In 1982 a collection of unusual bricks were found at Fort Vancouver in Washington state. It turns out they were made 2,000-years ago in Roman England and may have been transported to America in the early 19th century when being used as ballast in a supply ship belonging to the Hudson’s Bay Company.
Back in 1982, the bricks in question had been examined by an archaeologist named Karl Gurcke who specializes in the identification of bricks. “The only bricks that come near to matching this type in size are the so-called ‘Roman’ bricks,” Gurcke wrote in a report on excavations at Fort Vancouver. This suggested that the “type may indeed be Roman in origin,” and that they were “shipped over from England.”
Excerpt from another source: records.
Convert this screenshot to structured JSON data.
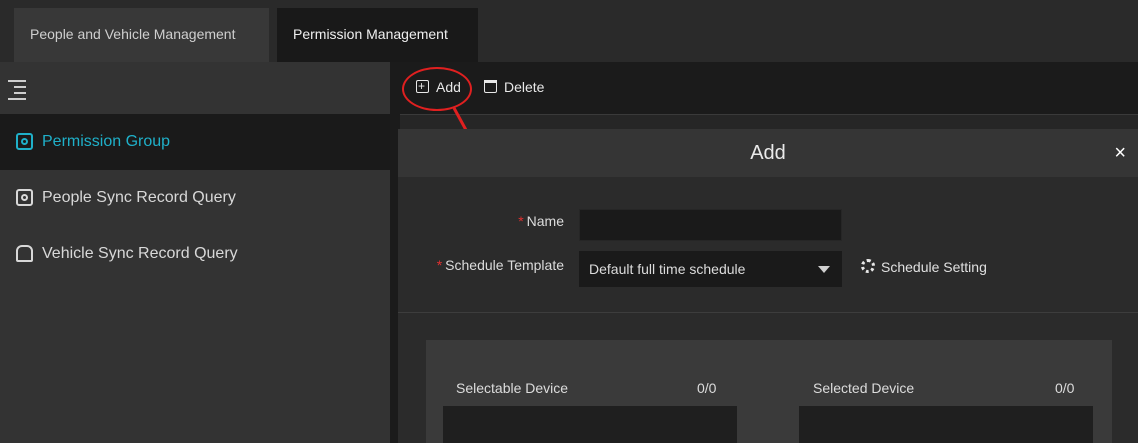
{
  "tabs": [
    {
      "label": "People and Vehicle Management",
      "active": false
    },
    {
      "label": "Permission Management",
      "active": true
    }
  ],
  "sidebar": {
    "toggle_icon": "menu-collapse-icon",
    "items": [
      {
        "label": "Permission Group",
        "icon": "permission-group-icon",
        "active": true
      },
      {
        "label": "People Sync Record Query",
        "icon": "people-sync-icon",
        "active": false
      },
      {
        "label": "Vehicle Sync Record Query",
        "icon": "vehicle-sync-icon",
        "active": false
      }
    ]
  },
  "toolbar": {
    "add_label": "Add",
    "delete_label": "Delete"
  },
  "modal": {
    "title": "Add",
    "close": "×",
    "name_label": "Name",
    "name_value": "",
    "required_mark": "*",
    "schedule_label": "Schedule Template",
    "schedule_value": "Default full time schedule",
    "schedule_setting_label": "Schedule Setting",
    "selectable_title": "Selectable Device",
    "selectable_count": "0/0",
    "selected_title": "Selected Device",
    "selected_count": "0/0"
  },
  "colors": {
    "accent": "#1fb0c9",
    "annotation_red": "#e02020",
    "required": "#e03030"
  }
}
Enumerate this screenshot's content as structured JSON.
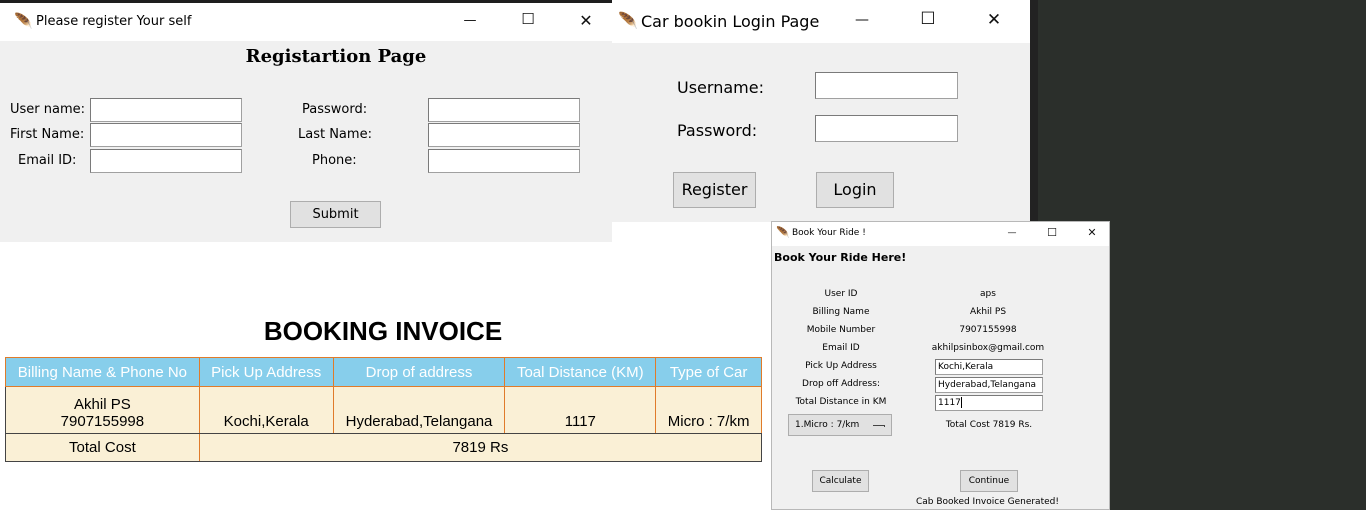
{
  "register_window": {
    "title": "Please register Your self",
    "heading": "Registartion Page",
    "labels": {
      "username": "User name:",
      "first_name": "First Name:",
      "email": "Email ID:",
      "password": "Password:",
      "last_name": "Last Name:",
      "phone": "Phone:"
    },
    "submit_label": "Submit"
  },
  "login_window": {
    "title": "Car bookin Login Page",
    "username_label": "Username:",
    "password_label": "Password:",
    "register_label": "Register",
    "login_label": "Login"
  },
  "invoice": {
    "title": "BOOKING INVOICE",
    "headers": [
      "Billing Name & Phone No",
      "Pick Up Address",
      "Drop of address",
      "Toal Distance (KM)",
      "Type of Car"
    ],
    "row": {
      "name": "Akhil  PS",
      "phone": "7907155998",
      "pickup": "Kochi,Kerala",
      "drop": "Hyderabad,Telangana",
      "distance": "1117",
      "car": "Micro : 7/km"
    },
    "total_label": "Total Cost",
    "total_value": "7819 Rs"
  },
  "ride_window": {
    "title": "Book Your Ride !",
    "heading": "Book Your Ride Here!",
    "labels": {
      "user_id": "User ID",
      "billing_name": "Billing Name",
      "mobile": "Mobile Number",
      "email": "Email ID",
      "pickup": "Pick Up Address",
      "dropoff": "Drop off Address:",
      "distance": "Total Distance in KM"
    },
    "values": {
      "user_id": "aps",
      "billing_name": "Akhil  PS",
      "mobile": "7907155998",
      "email": "akhilpsinbox@gmail.com",
      "pickup": "Kochi,Kerala",
      "dropoff": "Hyderabad,Telangana",
      "distance": "1117"
    },
    "car_option": "1.Micro : 7/km",
    "total_cost": "Total Cost 7819 Rs.",
    "calculate_label": "Calculate",
    "continue_label": "Continue",
    "status": "Cab Booked Invoice Generated!"
  },
  "window_controls": {
    "minimize": "—",
    "maximize": "☐",
    "close": "✕"
  },
  "icons": {
    "app_icon": "feather-icon"
  }
}
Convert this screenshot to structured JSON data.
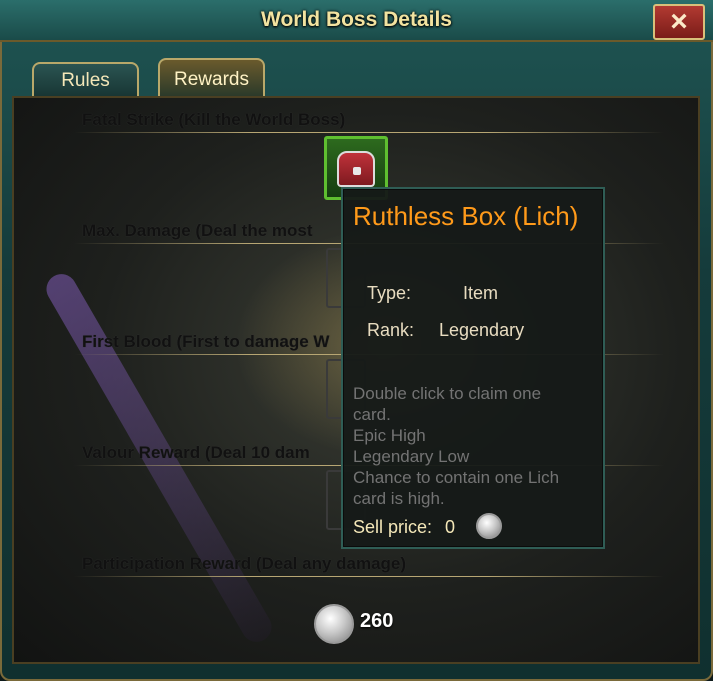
{
  "window": {
    "title": "World Boss Details",
    "close_icon": "×"
  },
  "tabs": [
    {
      "label": "Rules"
    },
    {
      "label": "Rewards",
      "active": true
    }
  ],
  "sections": [
    {
      "label": "Fatal Strike (Kill the World Boss)"
    },
    {
      "label": "Max. Damage (Deal the most"
    },
    {
      "label": "First Blood (First to damage W"
    },
    {
      "label": "Valour Reward (Deal 10 dam"
    },
    {
      "label": "Participation Reward (Deal any damage)"
    }
  ],
  "participation_reward": {
    "amount": "260",
    "icon": "silver-coin-icon"
  },
  "tooltip": {
    "title": "Ruthless Box (Lich)",
    "type_label": "Type:",
    "type_value": "Item",
    "rank_label": "Rank:",
    "rank_value": "Legendary",
    "description": [
      "Double click to claim one",
      "card.",
      "Epic High",
      "Legendary Low",
      "Chance to contain one Lich",
      "card is high."
    ],
    "sell_label": "Sell price:",
    "sell_value": "0",
    "colors": {
      "title": "#ff9a1a",
      "description": "#737373"
    }
  }
}
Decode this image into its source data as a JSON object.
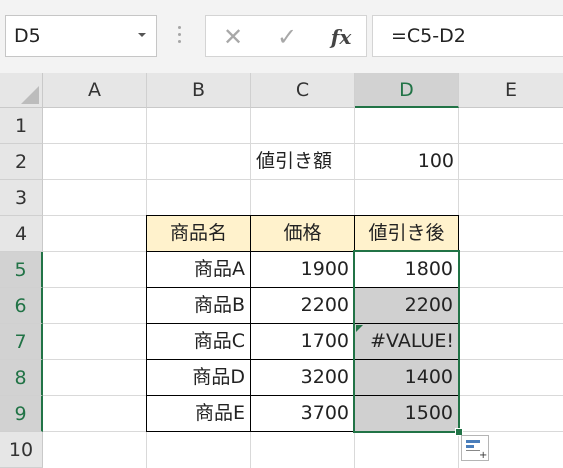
{
  "name_box": {
    "value": "D5"
  },
  "formula_bar": {
    "formula": "=C5-D2",
    "fx_label": "fx",
    "cancel_glyph": "✕",
    "enter_glyph": "✓"
  },
  "columns": [
    "A",
    "B",
    "C",
    "D",
    "E"
  ],
  "rows": [
    "1",
    "2",
    "3",
    "4",
    "5",
    "6",
    "7",
    "8",
    "9",
    "10"
  ],
  "cells": {
    "C2": "値引き額",
    "D2": "100",
    "B4": "商品名",
    "C4": "価格",
    "D4": "値引き後",
    "B5": "商品A",
    "C5": "1900",
    "D5": "1800",
    "B6": "商品B",
    "C6": "2200",
    "D6": "2200",
    "B7": "商品C",
    "C7": "1700",
    "D7": "#VALUE!",
    "B8": "商品D",
    "C8": "3200",
    "D8": "1400",
    "B9": "商品E",
    "C9": "3700",
    "D9": "1500"
  },
  "colors": {
    "accent": "#217346",
    "header_fill": "#fff2cc",
    "selection_fill": "#d0d0d0"
  }
}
Converse tested the presumed Roman bricks, using a process called neutron activation analysis, which allows scientists to determine the elemental components of a material. Bricks made from different clays and at different times show particular chemical signatures, so she could compare bricks from the Fort to bricks from Endland. “They tested very well like Roman bricks from England,” Bob Cromwell, an archaeologist at Fort Vancouver told me. “It is still a hypothesis, but the data is all pointing in that direction: the size and the elemental analysis compares very favorably with definitive Roman bricks.”
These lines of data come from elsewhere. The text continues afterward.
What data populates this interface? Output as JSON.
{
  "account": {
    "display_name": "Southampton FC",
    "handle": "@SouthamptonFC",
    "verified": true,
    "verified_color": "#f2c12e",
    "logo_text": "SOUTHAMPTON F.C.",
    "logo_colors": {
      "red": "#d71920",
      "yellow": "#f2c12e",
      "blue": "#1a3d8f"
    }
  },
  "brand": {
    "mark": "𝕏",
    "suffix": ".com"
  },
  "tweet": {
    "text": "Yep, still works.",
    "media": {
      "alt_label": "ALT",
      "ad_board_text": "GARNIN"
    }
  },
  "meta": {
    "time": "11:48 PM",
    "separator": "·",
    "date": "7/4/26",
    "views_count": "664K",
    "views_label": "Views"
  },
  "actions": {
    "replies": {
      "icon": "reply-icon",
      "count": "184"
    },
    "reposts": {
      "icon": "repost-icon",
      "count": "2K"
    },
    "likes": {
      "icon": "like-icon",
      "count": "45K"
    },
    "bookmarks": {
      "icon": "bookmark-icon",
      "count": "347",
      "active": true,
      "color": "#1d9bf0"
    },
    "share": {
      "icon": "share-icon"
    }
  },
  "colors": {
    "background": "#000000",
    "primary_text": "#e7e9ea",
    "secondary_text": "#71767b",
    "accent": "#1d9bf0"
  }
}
Story: Alexis C. Madrigal, The Atlantic | Photo: Fort Vancouver Historical National Historic Site